Last Tuesday evening, Asha Malocsay overdosed just days after moving into her Isla Vista apartment. An 18-year-old Santa Barbara City College student from Livermore, California, Malocsay was already dead when first responders arrived. Though the autopsy is still pending, law enforcement authorities suspect heroin and cocaine, among other drugs, to be the culprit. The death was the first fatal drug overdose in Isla Vista this year, and one of just a handful in the last five years.
“Nationally, heroin is making a comeback, and I don’t think we’re that much of an island,” said Father Jon-Stephen Hedges, who is assistant pastor of St. Athanasius Church and sat with distraught roommates last Tuesday night. “I think we have a tendency to miss a lot of things out here.”
Because Malocsay died before responders arrived, naloxone, the lifesaving drug that immediately reverses an overdose, would not have saved her. But its availability has slowly increased in the past two years since state law required it. Now, people — users and potential bystanders — can buy it at pharmacies. UCSB has it. And the county’s Behavioral Wellness department purchased 300 naloxone kits — dispensed in nasal spray form — and distributed them to shelters, narcotic treatment programs, and needle-exchange programs, among other places. But not one kit has so far been administered, according to John Doyel, the county’s alcohol and drug expert.

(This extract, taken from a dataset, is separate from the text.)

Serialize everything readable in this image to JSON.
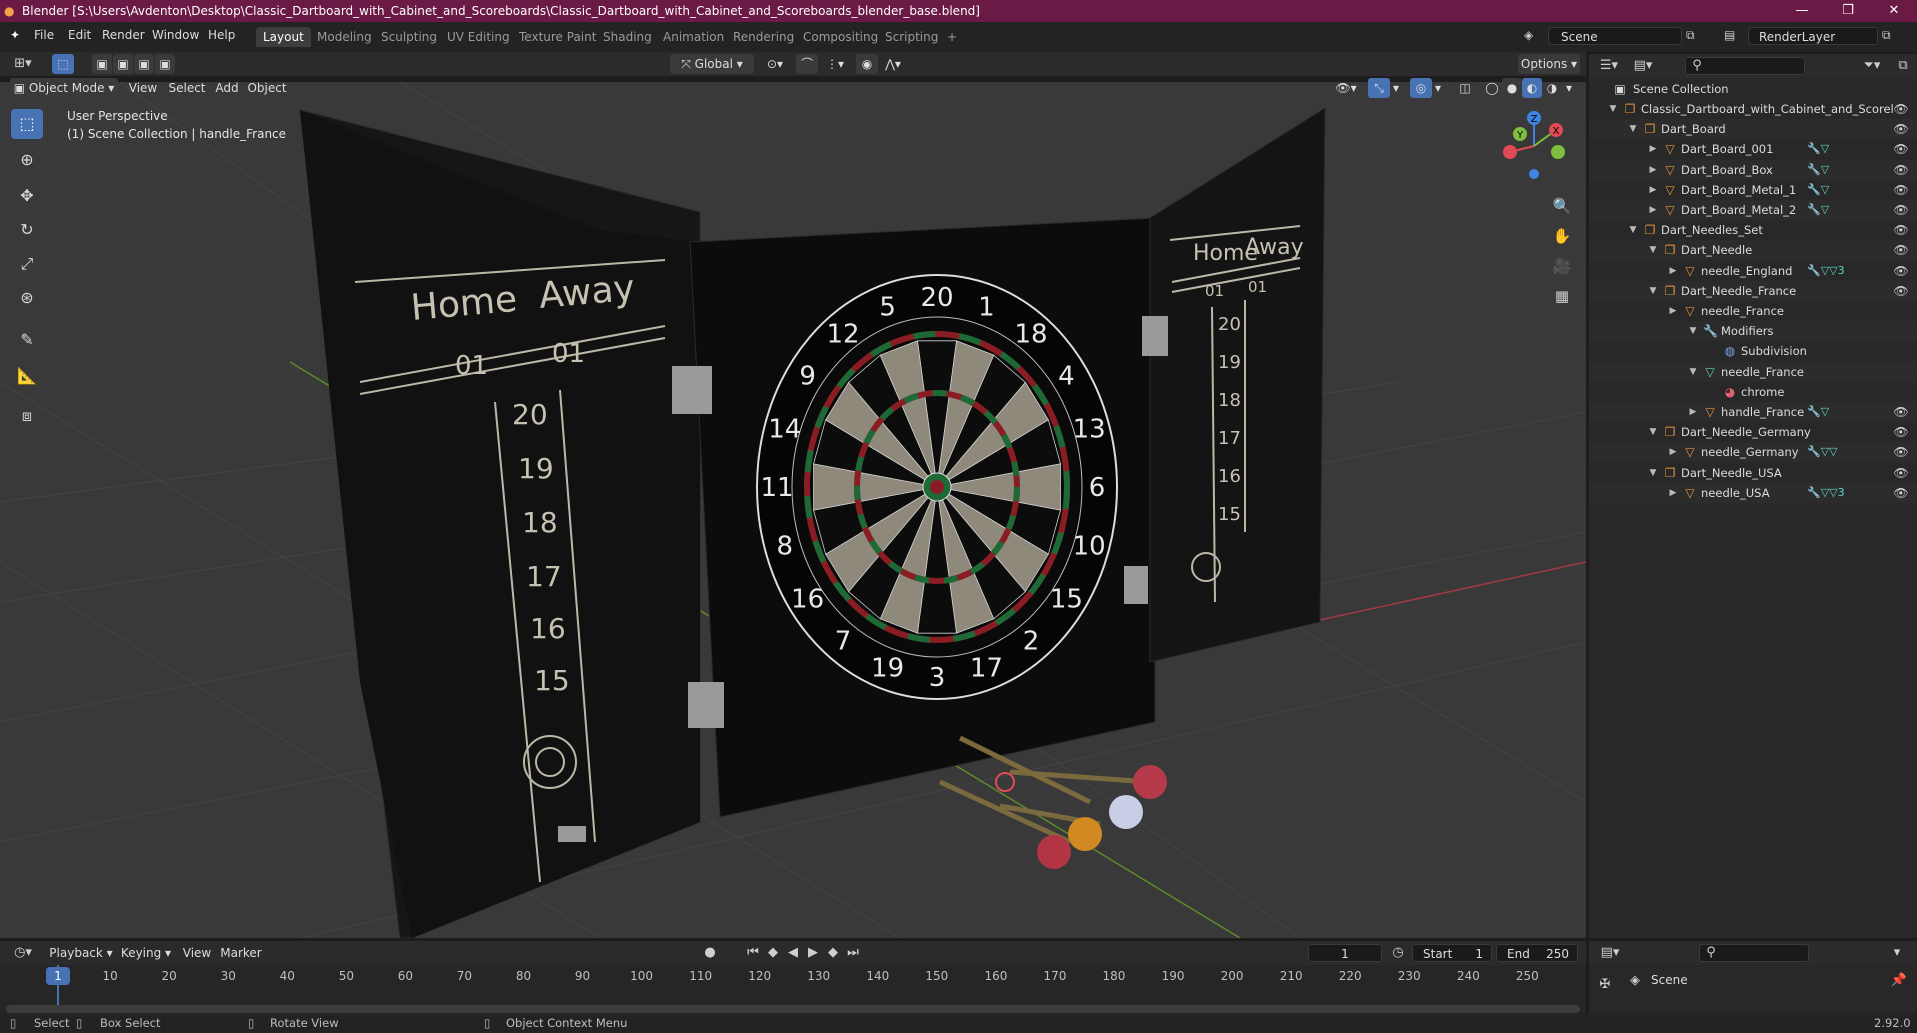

That may be because Emergency Medical Services protocol states naloxone can be given if respirations are less than 12 per minute, said Lt. Craig Bonner. “There is a fairly narrow parameter in which they can be used,” he said. However, he added, “It will undoubtedly happen.”
Though the Isla Vista Foot Patrol is equipped with naloxone kits, Sheriff’s deputies are not yet authorized to administer the drug should they arrive to a patient before paramedics do. Next month, the Public Health Department is expected to launch its policy and begin training Sheriff’s deputies. According to Bonner, all deputies should go through the training early next year. Paramedics, meanwhile, have administered naloxone 172 times so far this year. Last year, they administered 195 doses.